Exercise directions =>
With every picture left out, give the data below back exactly.

Provided data =>
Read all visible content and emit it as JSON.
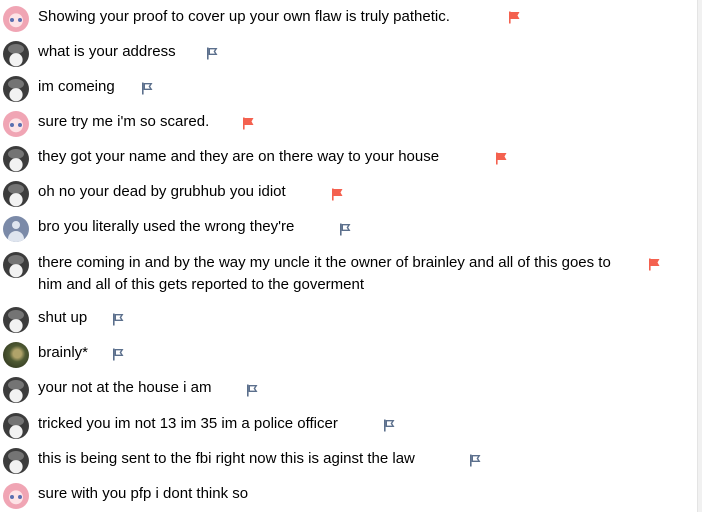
{
  "colors": {
    "flag_reported": "#f4614f",
    "flag_default": "#5b6f8c"
  },
  "comments": [
    {
      "text": "Showing your proof to cover up your own flaw is truly pathetic.",
      "avatar": "anime-girl-avatar",
      "flag": "reported"
    },
    {
      "text": "what is your address",
      "avatar": "dark-avatar",
      "flag": "default"
    },
    {
      "text": "im comeing",
      "avatar": "dark-avatar",
      "flag": "default"
    },
    {
      "text": "sure try me i'm so scared.",
      "avatar": "anime-girl-avatar",
      "flag": "reported"
    },
    {
      "text": "they got your name and they are on there way to your house",
      "avatar": "dark-avatar",
      "flag": "reported"
    },
    {
      "text": "oh no your dead by grubhub you idiot",
      "avatar": "dark-avatar",
      "flag": "reported"
    },
    {
      "text": "bro you literally used the wrong they're",
      "avatar": "default-user-avatar",
      "flag": "default"
    },
    {
      "text": "there coming in and by the way my uncle it the owner of brainley and all of this goes to him and all of this gets reported to the goverment",
      "avatar": "dark-avatar",
      "flag": "reported"
    },
    {
      "text": "shut up",
      "avatar": "dark-avatar",
      "flag": "default"
    },
    {
      "text": "brainly*",
      "avatar": "photo-avatar",
      "flag": "default"
    },
    {
      "text": "your not at the house i am",
      "avatar": "dark-avatar",
      "flag": "default"
    },
    {
      "text": "tricked you im not 13 im 35 im a police officer",
      "avatar": "dark-avatar",
      "flag": "default"
    },
    {
      "text": "this is being sent to the fbi right now this is aginst the law",
      "avatar": "dark-avatar",
      "flag": "default"
    },
    {
      "text": "sure with you pfp i dont think so",
      "avatar": "anime-girl-avatar",
      "flag": "none"
    }
  ]
}
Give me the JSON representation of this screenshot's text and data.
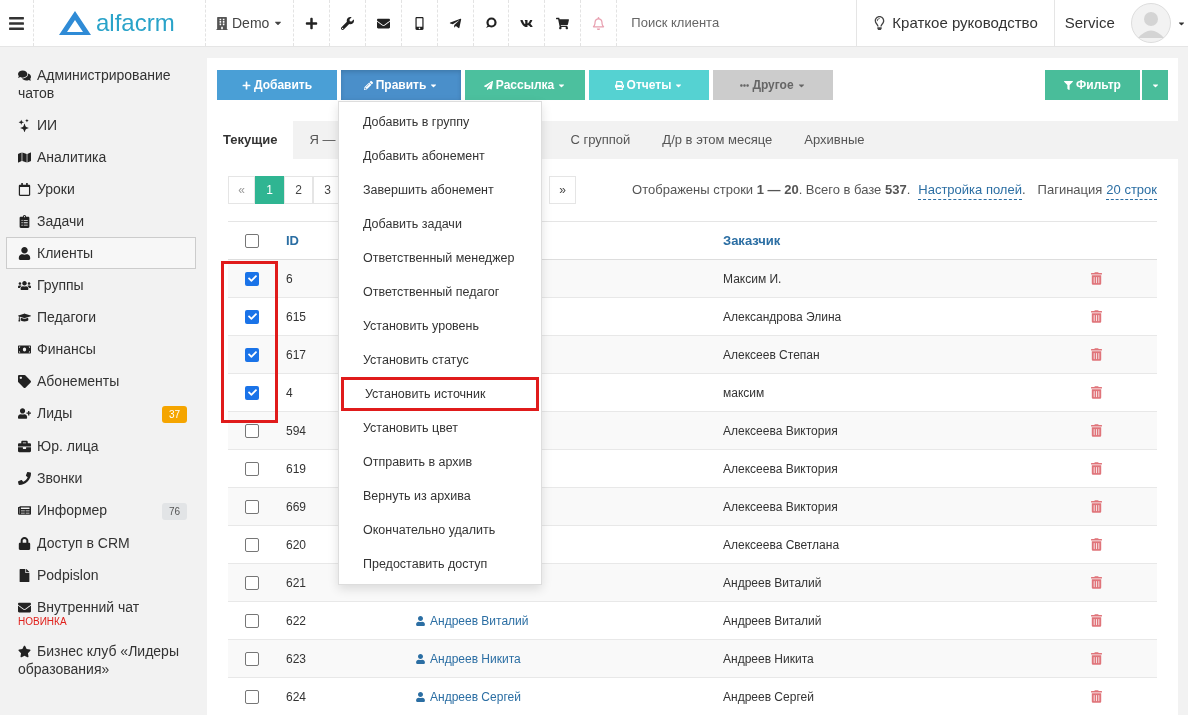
{
  "topbar": {
    "brand": "alfacrm",
    "company": "Demo",
    "search": {
      "placeholder": "Поиск клиента"
    },
    "guide": "Краткое руководство",
    "user": "Service"
  },
  "sidebar": {
    "items": [
      {
        "label": "Администрирование чатов",
        "selected": false
      },
      {
        "label": "ИИ",
        "selected": false
      },
      {
        "label": "Аналитика",
        "selected": false
      },
      {
        "label": "Уроки",
        "selected": false
      },
      {
        "label": "Задачи",
        "selected": false
      },
      {
        "label": "Клиенты",
        "selected": true
      },
      {
        "label": "Группы",
        "selected": false
      },
      {
        "label": "Педагоги",
        "selected": false
      },
      {
        "label": "Финансы",
        "selected": false
      },
      {
        "label": "Абонементы",
        "selected": false
      },
      {
        "label": "Лиды",
        "selected": false,
        "badge": {
          "text": "37",
          "color": "#f5a500"
        }
      },
      {
        "label": "Юр. лица",
        "selected": false
      },
      {
        "label": "Звонки",
        "selected": false
      },
      {
        "label": "Информер",
        "selected": false,
        "badge": {
          "text": "76",
          "color": "#e2e4e6"
        }
      },
      {
        "label": "Доступ в CRM",
        "selected": false
      },
      {
        "label": "Podpislon",
        "selected": false
      },
      {
        "label": "Внутренний чат",
        "selected": false,
        "note": "НОВИНКА"
      },
      {
        "label": "Бизнес клуб «Лидеры образования»",
        "selected": false
      }
    ]
  },
  "actions": [
    {
      "kind": "add",
      "label": "Добавить",
      "color": "#4a9fd6",
      "disabled": false,
      "expanded": false
    },
    {
      "kind": "edit",
      "label": "Править",
      "color": "#4a8fca",
      "disabled": false,
      "expanded": true
    },
    {
      "kind": "mail",
      "label": "Рассылка",
      "color": "#4cc09e",
      "disabled": false,
      "expanded": false
    },
    {
      "kind": "print",
      "label": "Отчеты",
      "color": "#55d2d2",
      "disabled": false,
      "expanded": false
    },
    {
      "kind": "more",
      "label": "Другое",
      "color": "#cccccc",
      "disabled": true,
      "expanded": false
    }
  ],
  "filter": {
    "label": "Фильтр"
  },
  "tabs": [
    {
      "label": "Текущие",
      "selected": true
    },
    {
      "label": "Я —",
      "selected": false
    },
    {
      "label": "С группой",
      "selected": false
    },
    {
      "label": "Д/р в этом месяце",
      "selected": false
    },
    {
      "label": "Архивные",
      "selected": false
    }
  ],
  "pagination": {
    "pages": [
      {
        "kind": "prev",
        "label": "«",
        "selected": false
      },
      {
        "kind": "page",
        "label": "1",
        "selected": true
      },
      {
        "kind": "page",
        "label": "2",
        "selected": false
      },
      {
        "kind": "page",
        "label": "3",
        "selected": false
      },
      {
        "kind": "next",
        "label": "»",
        "selected": false
      }
    ],
    "summary": "Отображены строки **1 — 20**. Всего в базе **537**.",
    "fields_link": "Настройка полей",
    "after_link": ".",
    "page_size_label": "Пагинация",
    "page_size_link": "20 строк"
  },
  "table": {
    "select_all": false,
    "id_header": "ID",
    "customer_header": "Заказчик",
    "frame_checked": true,
    "rows": [
      {
        "checked": true,
        "id": "6",
        "customer": "Максим И."
      },
      {
        "checked": true,
        "id": "615",
        "customer": "Александрова Элина"
      },
      {
        "checked": true,
        "id": "617",
        "customer": "Алексеев Степан"
      },
      {
        "checked": true,
        "id": "4",
        "customer": "максим"
      },
      {
        "checked": false,
        "id": "594",
        "customer": "Алексеева Виктория"
      },
      {
        "checked": false,
        "id": "619",
        "customer": "Алексеева Виктория"
      },
      {
        "checked": false,
        "id": "669",
        "customer": "Алексеева Виктория"
      },
      {
        "checked": false,
        "id": "620",
        "customer": "Алексеева Светлана"
      },
      {
        "checked": false,
        "id": "621",
        "customer": "Андреев Виталий"
      },
      {
        "checked": false,
        "id": "622",
        "name": "Андреев Виталий",
        "customer": "Андреев Виталий"
      },
      {
        "checked": false,
        "id": "623",
        "name": "Андреев Никита",
        "customer": "Андреев Никита"
      },
      {
        "checked": false,
        "id": "624",
        "name": "Андреев Сергей",
        "customer": "Андреев Сергей"
      }
    ]
  },
  "edit_menu": {
    "items": [
      {
        "label": "Добавить в группу",
        "framed": false
      },
      {
        "label": "Добавить абонемент",
        "framed": false
      },
      {
        "label": "Завершить абонемент",
        "framed": false
      },
      {
        "label": "Добавить задачи",
        "framed": false
      },
      {
        "label": "Ответственный менеджер",
        "framed": false
      },
      {
        "label": "Ответственный педагог",
        "framed": false
      },
      {
        "label": "Установить уровень",
        "framed": false
      },
      {
        "label": "Установить статус",
        "framed": false
      },
      {
        "label": "Установить источник",
        "framed": true
      },
      {
        "label": "Установить цвет",
        "framed": false
      },
      {
        "label": "Отправить в архив",
        "framed": false
      },
      {
        "label": "Вернуть из архива",
        "framed": false
      },
      {
        "label": "Окончательно удалить",
        "framed": false
      },
      {
        "label": "Предоставить доступ",
        "framed": false
      }
    ]
  }
}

Answer section =>
Read all visible content and emit it as JSON.
{
  "colors": {
    "flag_reported": "#f4614f",
    "flag_default": "#5b6f8c"
  },
  "comments": [
    {
      "text": "Showing your proof to cover up your own flaw is truly pathetic.",
      "avatar": "anime-girl-avatar",
      "flag": "reported"
    },
    {
      "text": "what is your address",
      "avatar": "dark-avatar",
      "flag": "default"
    },
    {
      "text": "im comeing",
      "avatar": "dark-avatar",
      "flag": "default"
    },
    {
      "text": "sure try me i'm so scared.",
      "avatar": "anime-girl-avatar",
      "flag": "reported"
    },
    {
      "text": "they got your name and they are on there way to your house",
      "avatar": "dark-avatar",
      "flag": "reported"
    },
    {
      "text": "oh no your dead by grubhub you idiot",
      "avatar": "dark-avatar",
      "flag": "reported"
    },
    {
      "text": "bro you literally used the wrong they're",
      "avatar": "default-user-avatar",
      "flag": "default"
    },
    {
      "text": "there coming in and by the way my uncle it the owner of brainley and all of this goes to him and all of this gets reported to the goverment",
      "avatar": "dark-avatar",
      "flag": "reported"
    },
    {
      "text": "shut up",
      "avatar": "dark-avatar",
      "flag": "default"
    },
    {
      "text": "brainly*",
      "avatar": "photo-avatar",
      "flag": "default"
    },
    {
      "text": "your not at the house i am",
      "avatar": "dark-avatar",
      "flag": "default"
    },
    {
      "text": "tricked you im not 13 im 35 im a police officer",
      "avatar": "dark-avatar",
      "flag": "default"
    },
    {
      "text": "this is being sent to the fbi right now this is aginst the law",
      "avatar": "dark-avatar",
      "flag": "default"
    },
    {
      "text": "sure with you pfp i dont think so",
      "avatar": "anime-girl-avatar",
      "flag": "none"
    }
  ]
}
Give me the JSON representation of this screenshot's text and data.
{
  "topbar": {
    "brand": "alfacrm",
    "company": "Demo",
    "search": {
      "placeholder": "Поиск клиента"
    },
    "guide": "Краткое руководство",
    "user": "Service"
  },
  "sidebar": {
    "items": [
      {
        "label": "Администрирование чатов",
        "selected": false
      },
      {
        "label": "ИИ",
        "selected": false
      },
      {
        "label": "Аналитика",
        "selected": false
      },
      {
        "label": "Уроки",
        "selected": false
      },
      {
        "label": "Задачи",
        "selected": false
      },
      {
        "label": "Клиенты",
        "selected": true
      },
      {
        "label": "Группы",
        "selected": false
      },
      {
        "label": "Педагоги",
        "selected": false
      },
      {
        "label": "Финансы",
        "selected": false
      },
      {
        "label": "Абонементы",
        "selected": false
      },
      {
        "label": "Лиды",
        "selected": false,
        "badge": {
          "text": "37",
          "color": "#f5a500"
        }
      },
      {
        "label": "Юр. лица",
        "selected": false
      },
      {
        "label": "Звонки",
        "selected": false
      },
      {
        "label": "Информер",
        "selected": false,
        "badge": {
          "text": "76",
          "color": "#e2e4e6"
        }
      },
      {
        "label": "Доступ в CRM",
        "selected": false
      },
      {
        "label": "Podpislon",
        "selected": false
      },
      {
        "label": "Внутренний чат",
        "selected": false,
        "note": "НОВИНКА"
      },
      {
        "label": "Бизнес клуб «Лидеры образования»",
        "selected": false
      }
    ]
  },
  "actions": [
    {
      "kind": "add",
      "label": "Добавить",
      "color": "#4a9fd6",
      "disabled": false,
      "expanded": false
    },
    {
      "kind": "edit",
      "label": "Править",
      "color": "#4a8fca",
      "disabled": false,
      "expanded": true
    },
    {
      "kind": "mail",
      "label": "Рассылка",
      "color": "#4cc09e",
      "disabled": false,
      "expanded": false
    },
    {
      "kind": "print",
      "label": "Отчеты",
      "color": "#55d2d2",
      "disabled": false,
      "expanded": false
    },
    {
      "kind": "more",
      "label": "Другое",
      "color": "#cccccc",
      "disabled": true,
      "expanded": false
    }
  ],
  "filter": {
    "label": "Фильтр"
  },
  "tabs": [
    {
      "label": "Текущие",
      "selected": true
    },
    {
      "label": "Я —",
      "selected": false
    },
    {
      "label": "С группой",
      "selected": false
    },
    {
      "label": "Д/р в этом месяце",
      "selected": false
    },
    {
      "label": "Архивные",
      "selected": false
    }
  ],
  "pagination": {
    "pages": [
      {
        "kind": "prev",
        "label": "«",
        "selected": false
      },
      {
        "kind": "page",
        "label": "1",
        "selected": true
      },
      {
        "kind": "page",
        "label": "2",
        "selected": false
      },
      {
        "kind": "page",
        "label": "3",
        "selected": false
      },
      {
        "kind": "next",
        "label": "»",
        "selected": false
      }
    ],
    "summary": "Отображены строки **1 — 20**. Всего в базе **537**.",
    "fields_link": "Настройка полей",
    "after_link": ".",
    "page_size_label": "Пагинация",
    "page_size_link": "20 строк"
  },
  "table": {
    "select_all": false,
    "id_header": "ID",
    "customer_header": "Заказчик",
    "frame_checked": true,
    "rows": [
      {
        "checked": true,
        "id": "6",
        "customer": "Максим И."
      },
      {
        "checked": true,
        "id": "615",
        "customer": "Александрова Элина"
      },
      {
        "checked": true,
        "id": "617",
        "customer": "Алексеев Степан"
      },
      {
        "checked": true,
        "id": "4",
        "customer": "максим"
      },
      {
        "checked": false,
        "id": "594",
        "customer": "Алексеева Виктория"
      },
      {
        "checked": false,
        "id": "619",
        "customer": "Алексеева Виктория"
      },
      {
        "checked": false,
        "id": "669",
        "customer": "Алексеева Виктория"
      },
      {
        "checked": false,
        "id": "620",
        "customer": "Алексеева Светлана"
      },
      {
        "checked": false,
        "id": "621",
        "customer": "Андреев Виталий"
      },
      {
        "checked": false,
        "id": "622",
        "name": "Андреев Виталий",
        "customer": "Андреев Виталий"
      },
      {
        "checked": false,
        "id": "623",
        "name": "Андреев Никита",
        "customer": "Андреев Никита"
      },
      {
        "checked": false,
        "id": "624",
        "name": "Андреев Сергей",
        "customer": "Андреев Сергей"
      }
    ]
  },
  "edit_menu": {
    "items": [
      {
        "label": "Добавить в группу",
        "framed": false
      },
      {
        "label": "Добавить абонемент",
        "framed": false
      },
      {
        "label": "Завершить абонемент",
        "framed": false
      },
      {
        "label": "Добавить задачи",
        "framed": false
      },
      {
        "label": "Ответственный менеджер",
        "framed": false
      },
      {
        "label": "Ответственный педагог",
        "framed": false
      },
      {
        "label": "Установить уровень",
        "framed": false
      },
      {
        "label": "Установить статус",
        "framed": false
      },
      {
        "label": "Установить источник",
        "framed": true
      },
      {
        "label": "Установить цвет",
        "framed": false
      },
      {
        "label": "Отправить в архив",
        "framed": false
      },
      {
        "label": "Вернуть из архива",
        "framed": false
      },
      {
        "label": "Окончательно удалить",
        "framed": false
      },
      {
        "label": "Предоставить доступ",
        "framed": false
      }
    ]
  }
}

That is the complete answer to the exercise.